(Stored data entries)
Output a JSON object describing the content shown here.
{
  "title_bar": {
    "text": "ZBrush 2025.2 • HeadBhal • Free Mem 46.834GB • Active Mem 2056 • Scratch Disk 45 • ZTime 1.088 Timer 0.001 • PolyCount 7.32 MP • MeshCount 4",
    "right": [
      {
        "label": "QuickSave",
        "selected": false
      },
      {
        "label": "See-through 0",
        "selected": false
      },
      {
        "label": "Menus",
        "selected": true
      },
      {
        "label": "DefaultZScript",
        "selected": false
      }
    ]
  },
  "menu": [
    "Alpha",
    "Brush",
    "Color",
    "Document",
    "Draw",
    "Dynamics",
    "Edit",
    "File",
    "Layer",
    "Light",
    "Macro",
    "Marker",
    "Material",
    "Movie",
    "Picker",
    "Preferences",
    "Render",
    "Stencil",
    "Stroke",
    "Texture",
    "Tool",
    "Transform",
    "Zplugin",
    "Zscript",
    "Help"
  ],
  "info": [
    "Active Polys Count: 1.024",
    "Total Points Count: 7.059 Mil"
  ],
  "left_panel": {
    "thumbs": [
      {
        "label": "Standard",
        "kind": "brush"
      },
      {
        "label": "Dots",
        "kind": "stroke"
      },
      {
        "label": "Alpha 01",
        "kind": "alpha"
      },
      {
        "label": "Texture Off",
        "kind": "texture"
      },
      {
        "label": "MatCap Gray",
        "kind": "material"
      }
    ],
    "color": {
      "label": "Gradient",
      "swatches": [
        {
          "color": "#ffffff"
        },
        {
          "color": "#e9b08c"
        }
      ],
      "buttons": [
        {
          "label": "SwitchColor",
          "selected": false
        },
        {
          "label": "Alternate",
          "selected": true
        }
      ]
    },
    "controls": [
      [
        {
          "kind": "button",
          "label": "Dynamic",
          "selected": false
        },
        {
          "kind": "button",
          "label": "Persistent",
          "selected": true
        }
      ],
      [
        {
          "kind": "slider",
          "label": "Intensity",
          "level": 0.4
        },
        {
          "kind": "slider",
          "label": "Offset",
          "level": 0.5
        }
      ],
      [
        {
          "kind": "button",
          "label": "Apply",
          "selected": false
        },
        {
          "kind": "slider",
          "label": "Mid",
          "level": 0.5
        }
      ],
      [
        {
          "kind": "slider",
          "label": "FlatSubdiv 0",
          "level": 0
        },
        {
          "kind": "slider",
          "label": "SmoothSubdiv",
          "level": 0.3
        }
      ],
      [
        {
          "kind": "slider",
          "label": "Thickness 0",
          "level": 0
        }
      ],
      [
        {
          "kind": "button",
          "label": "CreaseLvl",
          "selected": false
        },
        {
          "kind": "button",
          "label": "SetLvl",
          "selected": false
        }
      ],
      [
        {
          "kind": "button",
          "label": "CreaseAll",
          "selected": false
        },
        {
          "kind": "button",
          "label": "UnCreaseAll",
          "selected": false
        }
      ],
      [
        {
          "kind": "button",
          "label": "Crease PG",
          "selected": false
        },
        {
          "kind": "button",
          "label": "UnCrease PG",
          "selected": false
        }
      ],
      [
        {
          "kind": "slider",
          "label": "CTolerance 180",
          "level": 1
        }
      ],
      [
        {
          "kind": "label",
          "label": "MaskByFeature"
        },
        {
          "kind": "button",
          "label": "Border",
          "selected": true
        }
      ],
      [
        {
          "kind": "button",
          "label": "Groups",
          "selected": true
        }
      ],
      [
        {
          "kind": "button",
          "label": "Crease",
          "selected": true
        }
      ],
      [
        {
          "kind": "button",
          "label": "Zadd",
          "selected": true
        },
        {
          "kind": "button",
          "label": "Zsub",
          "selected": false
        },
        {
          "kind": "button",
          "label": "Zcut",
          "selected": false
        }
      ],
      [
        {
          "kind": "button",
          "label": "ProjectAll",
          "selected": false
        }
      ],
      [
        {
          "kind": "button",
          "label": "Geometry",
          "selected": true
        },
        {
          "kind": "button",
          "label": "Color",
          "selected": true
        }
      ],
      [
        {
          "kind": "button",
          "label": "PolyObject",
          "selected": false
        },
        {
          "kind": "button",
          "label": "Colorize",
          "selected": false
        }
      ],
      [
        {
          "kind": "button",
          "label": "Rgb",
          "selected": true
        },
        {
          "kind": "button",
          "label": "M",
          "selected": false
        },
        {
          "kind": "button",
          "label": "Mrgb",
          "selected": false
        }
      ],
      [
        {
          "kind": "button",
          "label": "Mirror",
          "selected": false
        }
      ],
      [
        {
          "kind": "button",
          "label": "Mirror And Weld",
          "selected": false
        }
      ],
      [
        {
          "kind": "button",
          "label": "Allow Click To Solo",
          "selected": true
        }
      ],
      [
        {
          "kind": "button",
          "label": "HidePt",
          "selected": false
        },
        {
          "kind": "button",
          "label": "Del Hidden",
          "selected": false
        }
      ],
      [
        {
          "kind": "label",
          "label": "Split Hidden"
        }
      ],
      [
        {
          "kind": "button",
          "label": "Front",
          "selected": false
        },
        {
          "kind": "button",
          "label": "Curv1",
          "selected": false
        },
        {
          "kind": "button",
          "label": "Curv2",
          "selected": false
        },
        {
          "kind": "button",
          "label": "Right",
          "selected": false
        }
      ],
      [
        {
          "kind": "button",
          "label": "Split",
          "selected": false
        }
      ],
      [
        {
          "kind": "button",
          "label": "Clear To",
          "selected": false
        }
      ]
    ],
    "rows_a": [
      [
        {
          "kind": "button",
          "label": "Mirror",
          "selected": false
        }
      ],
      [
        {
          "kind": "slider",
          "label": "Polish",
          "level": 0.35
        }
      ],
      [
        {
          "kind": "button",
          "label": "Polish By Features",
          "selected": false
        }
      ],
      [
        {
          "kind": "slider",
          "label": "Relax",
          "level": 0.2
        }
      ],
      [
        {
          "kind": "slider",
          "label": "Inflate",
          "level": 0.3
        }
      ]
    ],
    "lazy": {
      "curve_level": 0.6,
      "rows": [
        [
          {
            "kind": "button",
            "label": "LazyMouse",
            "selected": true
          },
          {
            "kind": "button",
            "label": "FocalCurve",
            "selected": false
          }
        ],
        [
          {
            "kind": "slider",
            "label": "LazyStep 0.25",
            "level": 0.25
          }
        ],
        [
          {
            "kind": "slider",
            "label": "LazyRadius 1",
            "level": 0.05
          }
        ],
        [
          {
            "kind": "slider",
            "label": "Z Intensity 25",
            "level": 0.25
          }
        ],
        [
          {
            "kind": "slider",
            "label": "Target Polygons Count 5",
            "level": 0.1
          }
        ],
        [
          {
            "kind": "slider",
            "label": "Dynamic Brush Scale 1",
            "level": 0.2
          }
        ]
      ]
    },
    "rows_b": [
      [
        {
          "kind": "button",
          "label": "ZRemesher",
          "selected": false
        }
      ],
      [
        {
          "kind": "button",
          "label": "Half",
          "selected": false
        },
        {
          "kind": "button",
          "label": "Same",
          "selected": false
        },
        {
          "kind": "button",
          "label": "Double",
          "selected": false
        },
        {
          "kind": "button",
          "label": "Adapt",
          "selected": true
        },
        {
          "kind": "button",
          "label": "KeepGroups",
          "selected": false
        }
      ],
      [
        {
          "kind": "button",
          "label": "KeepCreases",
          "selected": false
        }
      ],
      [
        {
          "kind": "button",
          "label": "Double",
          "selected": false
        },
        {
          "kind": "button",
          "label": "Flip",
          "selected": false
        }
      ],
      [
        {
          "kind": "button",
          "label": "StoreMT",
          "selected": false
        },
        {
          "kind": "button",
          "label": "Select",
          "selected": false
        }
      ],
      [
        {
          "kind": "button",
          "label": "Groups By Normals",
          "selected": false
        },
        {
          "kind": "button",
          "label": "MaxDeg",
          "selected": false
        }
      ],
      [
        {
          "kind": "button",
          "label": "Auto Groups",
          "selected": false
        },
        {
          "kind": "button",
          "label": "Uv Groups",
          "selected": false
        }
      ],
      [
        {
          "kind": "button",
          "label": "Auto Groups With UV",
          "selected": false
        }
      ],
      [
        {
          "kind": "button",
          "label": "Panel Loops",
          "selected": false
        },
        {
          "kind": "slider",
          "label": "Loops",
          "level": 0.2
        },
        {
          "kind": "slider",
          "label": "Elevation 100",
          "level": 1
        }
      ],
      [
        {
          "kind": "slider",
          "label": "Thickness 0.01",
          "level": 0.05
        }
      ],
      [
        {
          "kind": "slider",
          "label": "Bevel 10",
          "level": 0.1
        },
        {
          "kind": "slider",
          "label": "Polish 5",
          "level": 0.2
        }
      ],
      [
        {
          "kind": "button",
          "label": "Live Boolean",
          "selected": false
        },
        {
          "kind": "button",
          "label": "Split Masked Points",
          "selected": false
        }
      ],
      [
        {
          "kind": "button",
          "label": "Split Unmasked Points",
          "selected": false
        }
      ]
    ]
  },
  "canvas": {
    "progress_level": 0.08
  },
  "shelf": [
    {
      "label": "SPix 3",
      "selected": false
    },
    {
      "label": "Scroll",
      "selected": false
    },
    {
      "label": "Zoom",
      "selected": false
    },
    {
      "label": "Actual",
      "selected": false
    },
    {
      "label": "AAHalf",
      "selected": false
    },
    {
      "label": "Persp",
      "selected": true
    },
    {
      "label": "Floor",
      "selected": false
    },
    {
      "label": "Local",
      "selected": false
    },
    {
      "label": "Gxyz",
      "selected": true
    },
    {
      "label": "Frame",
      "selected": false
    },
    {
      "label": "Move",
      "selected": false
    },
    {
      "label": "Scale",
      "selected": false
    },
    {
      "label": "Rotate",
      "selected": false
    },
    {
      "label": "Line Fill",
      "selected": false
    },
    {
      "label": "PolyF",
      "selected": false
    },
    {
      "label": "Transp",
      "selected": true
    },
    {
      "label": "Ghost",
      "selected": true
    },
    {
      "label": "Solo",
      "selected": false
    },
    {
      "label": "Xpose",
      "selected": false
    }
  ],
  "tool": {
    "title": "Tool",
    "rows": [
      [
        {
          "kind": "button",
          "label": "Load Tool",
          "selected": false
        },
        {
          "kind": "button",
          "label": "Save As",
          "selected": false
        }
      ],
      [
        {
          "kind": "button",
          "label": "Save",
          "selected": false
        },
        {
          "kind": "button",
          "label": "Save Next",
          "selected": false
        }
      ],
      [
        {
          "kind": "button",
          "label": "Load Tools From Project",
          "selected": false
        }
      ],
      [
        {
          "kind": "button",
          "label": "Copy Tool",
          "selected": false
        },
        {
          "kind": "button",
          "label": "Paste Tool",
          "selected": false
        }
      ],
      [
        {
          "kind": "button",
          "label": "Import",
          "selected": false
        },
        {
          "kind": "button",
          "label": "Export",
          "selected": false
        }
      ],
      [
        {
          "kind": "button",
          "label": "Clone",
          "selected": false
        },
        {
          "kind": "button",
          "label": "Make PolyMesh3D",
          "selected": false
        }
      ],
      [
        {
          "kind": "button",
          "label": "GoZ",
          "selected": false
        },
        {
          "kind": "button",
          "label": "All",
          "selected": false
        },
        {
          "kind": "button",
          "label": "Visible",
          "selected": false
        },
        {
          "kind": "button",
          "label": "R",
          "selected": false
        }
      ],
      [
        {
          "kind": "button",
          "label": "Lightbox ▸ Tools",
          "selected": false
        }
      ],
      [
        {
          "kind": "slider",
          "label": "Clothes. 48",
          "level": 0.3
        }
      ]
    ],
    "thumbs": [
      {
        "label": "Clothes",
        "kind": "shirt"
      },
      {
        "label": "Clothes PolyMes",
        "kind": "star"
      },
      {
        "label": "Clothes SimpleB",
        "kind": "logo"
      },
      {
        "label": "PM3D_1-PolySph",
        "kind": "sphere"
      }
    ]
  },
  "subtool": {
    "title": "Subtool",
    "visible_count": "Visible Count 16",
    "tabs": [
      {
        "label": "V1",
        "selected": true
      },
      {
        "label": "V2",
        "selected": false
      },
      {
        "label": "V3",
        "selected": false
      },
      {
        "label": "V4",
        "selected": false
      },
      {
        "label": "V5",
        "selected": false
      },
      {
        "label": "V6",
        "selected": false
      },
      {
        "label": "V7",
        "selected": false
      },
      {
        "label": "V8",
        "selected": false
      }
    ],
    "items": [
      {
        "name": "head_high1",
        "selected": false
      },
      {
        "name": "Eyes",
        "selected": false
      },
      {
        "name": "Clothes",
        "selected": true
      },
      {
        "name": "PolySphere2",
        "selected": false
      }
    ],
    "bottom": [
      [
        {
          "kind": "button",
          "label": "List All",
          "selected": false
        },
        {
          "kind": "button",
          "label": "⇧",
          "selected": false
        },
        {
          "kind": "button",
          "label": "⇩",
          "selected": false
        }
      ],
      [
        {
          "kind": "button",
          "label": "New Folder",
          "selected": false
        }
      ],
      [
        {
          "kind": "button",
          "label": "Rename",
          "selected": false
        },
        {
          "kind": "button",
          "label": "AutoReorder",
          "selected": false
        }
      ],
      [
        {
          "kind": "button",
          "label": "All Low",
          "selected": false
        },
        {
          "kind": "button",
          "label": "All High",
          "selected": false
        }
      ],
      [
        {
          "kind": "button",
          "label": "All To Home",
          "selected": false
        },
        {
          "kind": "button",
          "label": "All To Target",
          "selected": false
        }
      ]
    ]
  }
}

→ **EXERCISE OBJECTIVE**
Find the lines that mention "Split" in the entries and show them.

→ **RESPONSE AREA**
          "label": "Split Hidden"
          "label": "Split",
          "label": "Split Masked Points",
          "label": "Split Unmasked Points",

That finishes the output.